In order to know how to tell a good story, we must first know what a good story actually is. The Story Factor Key Idea 2: Telling an immersive story requires more than just words — use your whole body. So how do you tell it properly? The Story Factor Key Idea 4: Stories wield a powerful influence because they relax and disarm your audience.
The Story Factor: Inspiration, Influence, and Persuasion through the Art of Storytelling
Who are you? Where do you come from? When you seek to influence others you face these questions and more. Tell your story well and you will create a shared experience with your listeners that can have profound and lasting results. In this hyper-competitive, techno-centric, and results-oriented environment it is easy to forget that all organizations are social systems and that work is personal—learning to tap into the personal element through story gives you a key to the social system. Alignment improves, problems get solved, group decisions are easier to make, and trust develops in ways and in places you might never thought possible. These stories, combined with practical storytelling techniques show anyone how to become a more effective communicator.
The Story Factor Summary and Review
Would you like to tell us about a lower price? If you are a seller for this product, would you like to suggest updates through seller support?
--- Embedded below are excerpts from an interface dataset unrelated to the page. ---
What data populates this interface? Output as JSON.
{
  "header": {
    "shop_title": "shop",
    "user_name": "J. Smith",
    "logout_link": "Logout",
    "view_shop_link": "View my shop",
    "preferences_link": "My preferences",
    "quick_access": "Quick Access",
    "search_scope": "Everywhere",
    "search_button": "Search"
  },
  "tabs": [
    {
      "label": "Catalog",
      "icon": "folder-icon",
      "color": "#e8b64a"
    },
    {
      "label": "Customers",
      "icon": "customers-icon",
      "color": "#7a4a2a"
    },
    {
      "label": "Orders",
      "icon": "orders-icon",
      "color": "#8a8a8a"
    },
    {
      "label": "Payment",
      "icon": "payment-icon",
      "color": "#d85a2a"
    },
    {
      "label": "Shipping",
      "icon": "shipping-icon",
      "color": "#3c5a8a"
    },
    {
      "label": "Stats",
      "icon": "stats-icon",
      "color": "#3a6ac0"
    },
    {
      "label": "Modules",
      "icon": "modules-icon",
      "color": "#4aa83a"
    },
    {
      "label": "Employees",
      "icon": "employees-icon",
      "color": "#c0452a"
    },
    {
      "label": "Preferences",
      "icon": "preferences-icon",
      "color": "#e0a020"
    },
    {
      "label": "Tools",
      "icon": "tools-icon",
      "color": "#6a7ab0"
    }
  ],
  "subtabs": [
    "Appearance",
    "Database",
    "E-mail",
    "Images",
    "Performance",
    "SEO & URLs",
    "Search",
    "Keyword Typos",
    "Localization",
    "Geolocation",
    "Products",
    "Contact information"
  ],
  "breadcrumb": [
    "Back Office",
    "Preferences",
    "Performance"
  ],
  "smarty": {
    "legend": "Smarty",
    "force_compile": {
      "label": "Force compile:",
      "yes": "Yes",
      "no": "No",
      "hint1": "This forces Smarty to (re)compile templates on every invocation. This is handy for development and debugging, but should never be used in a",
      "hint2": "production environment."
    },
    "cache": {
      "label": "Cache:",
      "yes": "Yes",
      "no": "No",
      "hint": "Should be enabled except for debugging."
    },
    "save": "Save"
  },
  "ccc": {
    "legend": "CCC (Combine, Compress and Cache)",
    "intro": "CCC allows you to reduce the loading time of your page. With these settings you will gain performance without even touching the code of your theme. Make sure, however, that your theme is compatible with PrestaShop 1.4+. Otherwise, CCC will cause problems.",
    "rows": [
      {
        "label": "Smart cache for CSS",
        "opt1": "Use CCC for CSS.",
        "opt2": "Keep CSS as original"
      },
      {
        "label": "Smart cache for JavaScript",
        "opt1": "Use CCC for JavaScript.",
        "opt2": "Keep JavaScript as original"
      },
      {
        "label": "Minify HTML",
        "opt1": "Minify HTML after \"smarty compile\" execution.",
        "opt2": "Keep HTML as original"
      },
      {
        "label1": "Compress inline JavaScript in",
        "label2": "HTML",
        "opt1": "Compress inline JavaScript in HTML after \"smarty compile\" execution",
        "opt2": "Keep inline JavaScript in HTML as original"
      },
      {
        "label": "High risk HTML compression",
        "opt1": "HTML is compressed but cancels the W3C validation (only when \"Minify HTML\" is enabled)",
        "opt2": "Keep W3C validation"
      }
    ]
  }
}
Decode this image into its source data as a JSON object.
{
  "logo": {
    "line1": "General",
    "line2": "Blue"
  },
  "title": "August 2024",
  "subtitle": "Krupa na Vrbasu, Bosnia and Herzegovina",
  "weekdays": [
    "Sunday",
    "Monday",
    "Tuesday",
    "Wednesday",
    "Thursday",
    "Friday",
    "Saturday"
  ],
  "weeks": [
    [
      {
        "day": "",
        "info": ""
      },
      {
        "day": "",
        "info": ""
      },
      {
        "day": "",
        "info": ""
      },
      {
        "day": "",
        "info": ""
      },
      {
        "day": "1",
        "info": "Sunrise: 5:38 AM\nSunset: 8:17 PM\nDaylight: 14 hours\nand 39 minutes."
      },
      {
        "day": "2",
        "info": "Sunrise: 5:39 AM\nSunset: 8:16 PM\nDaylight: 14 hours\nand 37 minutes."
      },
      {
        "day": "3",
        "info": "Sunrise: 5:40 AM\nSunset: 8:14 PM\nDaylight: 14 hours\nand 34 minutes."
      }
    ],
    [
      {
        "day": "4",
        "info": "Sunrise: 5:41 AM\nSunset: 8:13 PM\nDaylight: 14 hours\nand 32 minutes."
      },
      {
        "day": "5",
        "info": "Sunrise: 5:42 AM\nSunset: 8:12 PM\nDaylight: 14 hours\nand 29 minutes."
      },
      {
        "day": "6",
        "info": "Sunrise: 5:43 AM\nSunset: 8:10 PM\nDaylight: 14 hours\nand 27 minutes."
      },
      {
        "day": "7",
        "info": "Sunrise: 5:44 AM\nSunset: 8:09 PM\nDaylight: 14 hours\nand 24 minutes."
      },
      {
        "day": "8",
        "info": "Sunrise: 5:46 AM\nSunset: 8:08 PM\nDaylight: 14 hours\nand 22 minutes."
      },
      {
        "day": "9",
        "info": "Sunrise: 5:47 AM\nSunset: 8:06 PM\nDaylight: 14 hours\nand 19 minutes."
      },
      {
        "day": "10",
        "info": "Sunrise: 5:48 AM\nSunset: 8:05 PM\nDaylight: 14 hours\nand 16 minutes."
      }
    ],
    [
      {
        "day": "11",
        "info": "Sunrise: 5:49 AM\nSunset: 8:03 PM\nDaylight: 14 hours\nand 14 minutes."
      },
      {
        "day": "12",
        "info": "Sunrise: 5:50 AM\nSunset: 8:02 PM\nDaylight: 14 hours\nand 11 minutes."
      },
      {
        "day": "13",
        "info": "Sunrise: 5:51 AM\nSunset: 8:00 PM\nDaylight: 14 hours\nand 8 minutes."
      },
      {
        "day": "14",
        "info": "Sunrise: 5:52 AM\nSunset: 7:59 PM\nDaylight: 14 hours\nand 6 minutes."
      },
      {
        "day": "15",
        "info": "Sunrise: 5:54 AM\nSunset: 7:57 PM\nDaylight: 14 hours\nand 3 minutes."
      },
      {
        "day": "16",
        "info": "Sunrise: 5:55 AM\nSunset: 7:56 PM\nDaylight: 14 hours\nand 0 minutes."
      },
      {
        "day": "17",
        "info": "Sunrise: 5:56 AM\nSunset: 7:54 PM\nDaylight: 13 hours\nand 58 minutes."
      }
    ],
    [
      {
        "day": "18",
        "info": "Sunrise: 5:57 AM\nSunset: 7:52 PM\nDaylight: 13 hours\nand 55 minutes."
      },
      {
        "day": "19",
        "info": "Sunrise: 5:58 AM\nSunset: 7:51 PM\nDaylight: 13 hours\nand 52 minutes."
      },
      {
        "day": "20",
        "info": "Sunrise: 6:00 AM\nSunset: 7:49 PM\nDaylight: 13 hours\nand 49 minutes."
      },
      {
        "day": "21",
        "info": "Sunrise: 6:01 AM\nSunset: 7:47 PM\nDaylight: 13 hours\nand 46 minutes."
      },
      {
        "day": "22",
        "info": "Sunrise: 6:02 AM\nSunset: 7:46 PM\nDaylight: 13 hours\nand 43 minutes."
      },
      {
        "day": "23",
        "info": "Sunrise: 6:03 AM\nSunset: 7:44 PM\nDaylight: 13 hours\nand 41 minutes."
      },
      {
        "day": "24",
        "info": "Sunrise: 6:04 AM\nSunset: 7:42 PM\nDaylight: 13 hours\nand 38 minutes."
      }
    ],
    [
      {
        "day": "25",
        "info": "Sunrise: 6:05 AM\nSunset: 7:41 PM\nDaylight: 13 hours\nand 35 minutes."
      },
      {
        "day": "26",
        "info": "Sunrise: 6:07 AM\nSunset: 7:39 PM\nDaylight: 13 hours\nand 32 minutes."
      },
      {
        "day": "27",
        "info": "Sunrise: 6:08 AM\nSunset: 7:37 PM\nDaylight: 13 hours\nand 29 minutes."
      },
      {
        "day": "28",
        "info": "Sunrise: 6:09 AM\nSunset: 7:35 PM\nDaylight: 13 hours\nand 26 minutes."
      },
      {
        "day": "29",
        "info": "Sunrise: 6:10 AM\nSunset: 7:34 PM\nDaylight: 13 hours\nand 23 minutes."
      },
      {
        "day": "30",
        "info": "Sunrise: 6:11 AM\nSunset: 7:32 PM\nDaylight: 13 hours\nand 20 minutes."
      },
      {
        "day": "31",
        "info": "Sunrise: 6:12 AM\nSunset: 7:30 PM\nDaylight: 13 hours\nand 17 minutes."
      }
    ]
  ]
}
Anyone seeking to influence others must first know their own story, and how to tell it properly. Whether you're proposing a risky new venture, trying to close a deal, or leading a charge against injustice, you have a story to tell. Tell it well and you will create a shared experience with your listeners that can have profound results. In this modern classic, Annette Simmons reminds us that the oldest tool of influence is also the most powerful. Fully revised and updated to account for new technology and social media, along with two new chapters on the role of stories in the development of civilization and how to adjust your story to your specific goal, Simmons showcases over a hundred examples of effective storytelling drawn from the front lines of business and government, as well as myths, fables, and parables from around the world.
The Story Factor
Annette Simmons. This modern classic teaches you to use the art of storytelling to persuade, motivate, and inspire in life and business Anyone seeking to influence others must first know their own story, and how to tell it properly. Whether you're proposing a risky new venture, trying to close a deal, or leading a charge against injustice, you have a story to tell. Tell it well and you will create a shared experience with your listeners that can have profound results. In this modern classic, Annette Simmons reminds us that the oldest tool of influence is also the most powerful. Showcasing over a hundred examples of effective storytelling drawn from the front lines of business and government, as well as myths, fables, and parables form around the world, Simmons illustrates how story can be used to persuade, motivate, and inspire in ways that cold facts, bullets points, and directives can't. These stories, combined with practical storytelling techniques, show anyone how to become a more effective communicator and achieve their goals.